    the puppets of the west as they were initially implemented by them. Ataturk was an ex-Ottoman commander and after the collapse of the empire after WW1, he successfully managed to combat against the internal traditionalists' opposition and foreign intervention and shortly after this triumphant whereby Turkey received their independence, Ataturk

  1. COMBATING CORRUPTION IN BANGLADESH: SOME STRATEGIES

    Implicit price subsidies, in the form of tax and utility arrears, provide politicians and bureaucrats with discretionary power that is highly subject to abuse. Liberalization can help to reduce this discretionary power, but only if reform is undertaken in a transparent and non-discriminatory power, but only if reform is undertaken

  2. How far is it true to say that 'having made Italy', Italian governments were ...

    the Italians did not really desire or respect a fascist government, they didn't work particularly hard for it. On the other had you could say that the people themselves were simply idle because even though they resented aspects of the regime, they did not manage to organise a way to overthrow it.

  1. "Did the Liberal Government of 1906-14 create the early Welfare State?"

    But evidence may suggest that there were other factors that lead the Liberal party to introduction social reforms. First the emergence of the newly formed Labour Party may have put pressure on the Liberal to introduce social reforms. The Labour Party was committed to their own program of social reforms,

  2. 'We have made Italy, now we must make Italians' How successful had the Liberal ...

    The Chamber, elected every five years, was the more powerful of the two houses for, although government ministers were appointed and could be dismissed by the King, they were usually drawn from the Chamber. However the system had many weaknesses and, in years immediately before 1914, became more difficult to manage.

  1. How far had the Liberal Governments of Italy gone to solve Italy's problems by ...

    feeling part of Italy was one that the Liberal Governments had to strive to solve. On the whole it was the kingdom of Piedmont, foreign armies, students, intellectuals and craftsmen who brought about the unification of Italy. People are always more ready to support a cause they have fought for, and their friends died for.

  2. Describe one achievement of the Liberal Government's aim in reducing the burden of poverty ...

    The New Liberals believed that having a country with a strong economy came as a result of having efficient workers. It was unsure as to whether Britain would be able to maintain economic prosperity. There was severe competition from other countries and profits were slipping.

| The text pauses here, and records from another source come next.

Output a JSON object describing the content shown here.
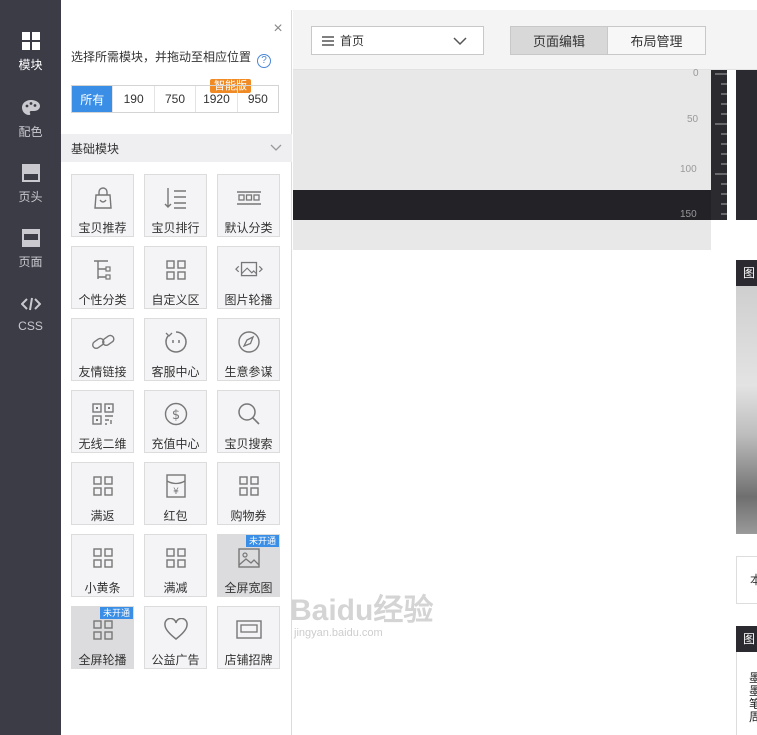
{
  "leftnav": {
    "items": [
      {
        "label": "模块",
        "icon": "grid-icon",
        "active": true
      },
      {
        "label": "配色",
        "icon": "palette-icon",
        "active": false
      },
      {
        "label": "页头",
        "icon": "header-icon",
        "active": false
      },
      {
        "label": "页面",
        "icon": "page-icon",
        "active": false
      },
      {
        "label": "CSS",
        "icon": "code-icon",
        "active": false
      }
    ]
  },
  "panel": {
    "close_label": "×",
    "tip": "选择所需模块，并拖动至相应位置",
    "help": "?",
    "width_tabs": [
      "所有",
      "190",
      "750",
      "1920",
      "950"
    ],
    "smart_badge": "智能版",
    "section_title": "基础模块",
    "modules": [
      {
        "label": "宝贝推荐",
        "icon": "bag-icon"
      },
      {
        "label": "宝贝排行",
        "icon": "sort-list-icon"
      },
      {
        "label": "默认分类",
        "icon": "category-icon"
      },
      {
        "label": "个性分类",
        "icon": "tree-icon"
      },
      {
        "label": "自定义区",
        "icon": "grid-icon"
      },
      {
        "label": "图片轮播",
        "icon": "image-carousel-icon"
      },
      {
        "label": "友情链接",
        "icon": "link-icon"
      },
      {
        "label": "客服中心",
        "icon": "service-icon"
      },
      {
        "label": "生意参谋",
        "icon": "compass-icon"
      },
      {
        "label": "无线二维",
        "icon": "qrcode-icon"
      },
      {
        "label": "充值中心",
        "icon": "dollar-icon"
      },
      {
        "label": "宝贝搜索",
        "icon": "search-icon"
      },
      {
        "label": "满返",
        "icon": "grid-icon"
      },
      {
        "label": "红包",
        "icon": "red-envelope-icon"
      },
      {
        "label": "购物券",
        "icon": "grid-icon"
      },
      {
        "label": "小黄条",
        "icon": "grid-icon"
      },
      {
        "label": "满减",
        "icon": "grid-icon"
      },
      {
        "label": "全屏宽图",
        "icon": "image-icon",
        "tag": "未开通"
      },
      {
        "label": "全屏轮播",
        "icon": "grid-icon",
        "tag": "未开通"
      },
      {
        "label": "公益广告",
        "icon": "heart-icon"
      },
      {
        "label": "店铺招牌",
        "icon": "signboard-icon"
      }
    ]
  },
  "topbar": {
    "page_select_value": "首页",
    "tabs": [
      "页面编辑",
      "布局管理"
    ]
  },
  "canvas": {
    "ruler_labels": [
      "0",
      "50",
      "100",
      "150"
    ],
    "right_head_1": "图",
    "right_box": "本",
    "right_head_2": "图",
    "right_text": "墨墨笔周"
  },
  "watermark": {
    "text": "Baidu经验",
    "sub": "jingyan.baidu.com"
  },
  "colors": {
    "nav_bg": "#3c3c46",
    "accent": "#3a8ee6",
    "badge": "#f08a24"
  }
}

  • Over 160,000 pieces
    of student written work
  • Annotated by
    experienced teachers
  • Ideas and feedback to
    improve your own work